| Exercise requirements |
Return a word-for-word copy of the complete listing below.

| Listed entries |
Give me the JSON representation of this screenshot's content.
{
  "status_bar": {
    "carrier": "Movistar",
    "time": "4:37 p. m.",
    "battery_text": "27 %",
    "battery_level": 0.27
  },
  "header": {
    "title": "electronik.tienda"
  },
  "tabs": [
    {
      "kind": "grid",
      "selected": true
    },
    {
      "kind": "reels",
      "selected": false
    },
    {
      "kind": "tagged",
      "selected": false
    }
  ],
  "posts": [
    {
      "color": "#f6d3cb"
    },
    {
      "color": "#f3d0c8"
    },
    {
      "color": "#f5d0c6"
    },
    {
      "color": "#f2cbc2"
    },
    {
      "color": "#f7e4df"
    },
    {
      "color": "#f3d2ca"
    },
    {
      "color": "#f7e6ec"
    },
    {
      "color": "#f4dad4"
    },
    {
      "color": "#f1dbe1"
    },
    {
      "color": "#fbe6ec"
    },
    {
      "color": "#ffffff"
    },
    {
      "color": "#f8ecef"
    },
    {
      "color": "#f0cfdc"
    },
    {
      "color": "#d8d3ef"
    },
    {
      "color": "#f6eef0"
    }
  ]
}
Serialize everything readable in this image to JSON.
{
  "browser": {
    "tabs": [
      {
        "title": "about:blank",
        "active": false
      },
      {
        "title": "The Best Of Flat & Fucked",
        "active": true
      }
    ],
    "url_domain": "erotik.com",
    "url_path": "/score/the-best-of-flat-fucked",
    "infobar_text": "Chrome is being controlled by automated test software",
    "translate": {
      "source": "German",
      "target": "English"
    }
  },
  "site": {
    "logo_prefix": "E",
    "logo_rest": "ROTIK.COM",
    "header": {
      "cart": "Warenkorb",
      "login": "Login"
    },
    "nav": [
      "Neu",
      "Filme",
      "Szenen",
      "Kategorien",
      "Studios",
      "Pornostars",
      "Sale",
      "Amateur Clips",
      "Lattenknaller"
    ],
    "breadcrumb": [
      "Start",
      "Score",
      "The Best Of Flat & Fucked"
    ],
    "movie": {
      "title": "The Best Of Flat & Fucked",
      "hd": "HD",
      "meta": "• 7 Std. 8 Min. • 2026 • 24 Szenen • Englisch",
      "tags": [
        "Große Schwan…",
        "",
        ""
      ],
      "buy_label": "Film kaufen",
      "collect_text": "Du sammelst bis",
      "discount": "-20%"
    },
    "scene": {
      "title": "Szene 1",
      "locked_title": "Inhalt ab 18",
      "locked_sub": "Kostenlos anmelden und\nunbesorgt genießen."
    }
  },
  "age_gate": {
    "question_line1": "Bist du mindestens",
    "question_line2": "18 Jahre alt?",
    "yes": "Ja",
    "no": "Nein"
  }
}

| Exercise result |
Give me the JSON representation of this screenshot's content.
{
  "status_bar": {
    "carrier": "Movistar",
    "time": "4:37 p. m.",
    "battery_text": "27 %",
    "battery_level": 0.27
  },
  "header": {
    "title": "electronik.tienda"
  },
  "tabs": [
    {
      "kind": "grid",
      "selected": true
    },
    {
      "kind": "reels",
      "selected": false
    },
    {
      "kind": "tagged",
      "selected": false
    }
  ],
  "posts": [
    {
      "color": "#f6d3cb"
    },
    {
      "color": "#f3d0c8"
    },
    {
      "color": "#f5d0c6"
    },
    {
      "color": "#f2cbc2"
    },
    {
      "color": "#f7e4df"
    },
    {
      "color": "#f3d2ca"
    },
    {
      "color": "#f7e6ec"
    },
    {
      "color": "#f4dad4"
    },
    {
      "color": "#f1dbe1"
    },
    {
      "color": "#fbe6ec"
    },
    {
      "color": "#ffffff"
    },
    {
      "color": "#f8ecef"
    },
    {
      "color": "#f0cfdc"
    },
    {
      "color": "#d8d3ef"
    },
    {
      "color": "#f6eef0"
    }
  ]
}
Serialize everything readable in this image to JSON.
{
  "browser": {
    "tabs": [
      {
        "title": "about:blank",
        "active": false
      },
      {
        "title": "The Best Of Flat & Fucked",
        "active": true
      }
    ],
    "url_domain": "erotik.com",
    "url_path": "/score/the-best-of-flat-fucked",
    "infobar_text": "Chrome is being controlled by automated test software",
    "translate": {
      "source": "German",
      "target": "English"
    }
  },
  "site": {
    "logo_prefix": "E",
    "logo_rest": "ROTIK.COM",
    "header": {
      "cart": "Warenkorb",
      "login": "Login"
    },
    "nav": [
      "Neu",
      "Filme",
      "Szenen",
      "Kategorien",
      "Studios",
      "Pornostars",
      "Sale",
      "Amateur Clips",
      "Lattenknaller"
    ],
    "breadcrumb": [
      "Start",
      "Score",
      "The Best Of Flat & Fucked"
    ],
    "movie": {
      "title": "The Best Of Flat & Fucked",
      "hd": "HD",
      "meta": "• 7 Std. 8 Min. • 2026 • 24 Szenen • Englisch",
      "tags": [
        "Große Schwan…",
        "",
        ""
      ],
      "buy_label": "Film kaufen",
      "collect_text": "Du sammelst bis",
      "discount": "-20%"
    },
    "scene": {
      "title": "Szene 1",
      "locked_title": "Inhalt ab 18",
      "locked_sub": "Kostenlos anmelden und\nunbesorgt genießen."
    }
  },
  "age_gate": {
    "question_line1": "Bist du mindestens",
    "question_line2": "18 Jahre alt?",
    "yes": "Ja",
    "no": "Nein"
  }
}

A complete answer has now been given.